> **WHAT YOU WILL DO**:
In the copy, include every record below exactly as it appears, but no pictures.

*** EXTRACTED DATA ***

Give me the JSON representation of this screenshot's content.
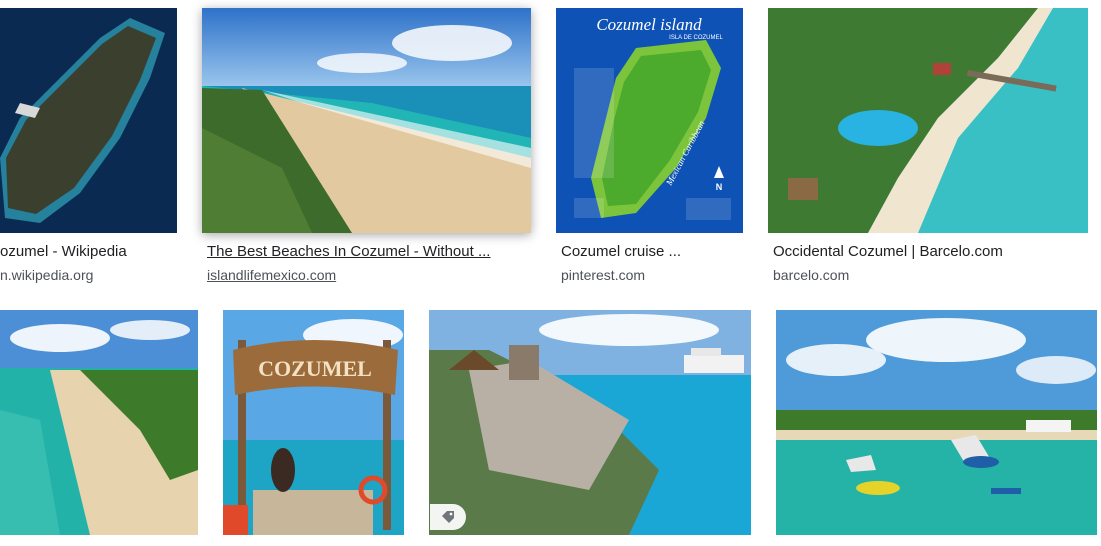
{
  "results": [
    {
      "title": "ozumel - Wikipedia",
      "source": "n.wikipedia.org"
    },
    {
      "title": "The Best Beaches In Cozumel - Without ...",
      "source": "islandlifemexico.com"
    },
    {
      "title": "Cozumel cruise ...",
      "source": "pinterest.com"
    },
    {
      "title": "Occidental Cozumel | Barcelo.com",
      "source": "barcelo.com"
    }
  ],
  "thumb_text": {
    "map_title": "Cozumel island",
    "map_subtitle": "ISLA DE COZUMEL",
    "map_sea_label": "Mexican Caribbean",
    "map_north": "N",
    "sign_text": "COZUMEL"
  },
  "badge_icon": "tag-icon"
}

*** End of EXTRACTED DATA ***

> **TASK ANSWER**:
Give me the JSON representation of this screenshot's content.
{
  "results": [
    {
      "title": "ozumel - Wikipedia",
      "source": "n.wikipedia.org"
    },
    {
      "title": "The Best Beaches In Cozumel - Without ...",
      "source": "islandlifemexico.com"
    },
    {
      "title": "Cozumel cruise ...",
      "source": "pinterest.com"
    },
    {
      "title": "Occidental Cozumel | Barcelo.com",
      "source": "barcelo.com"
    }
  ],
  "thumb_text": {
    "map_title": "Cozumel island",
    "map_subtitle": "ISLA DE COZUMEL",
    "map_sea_label": "Mexican Caribbean",
    "map_north": "N",
    "sign_text": "COZUMEL"
  },
  "badge_icon": "tag-icon"
}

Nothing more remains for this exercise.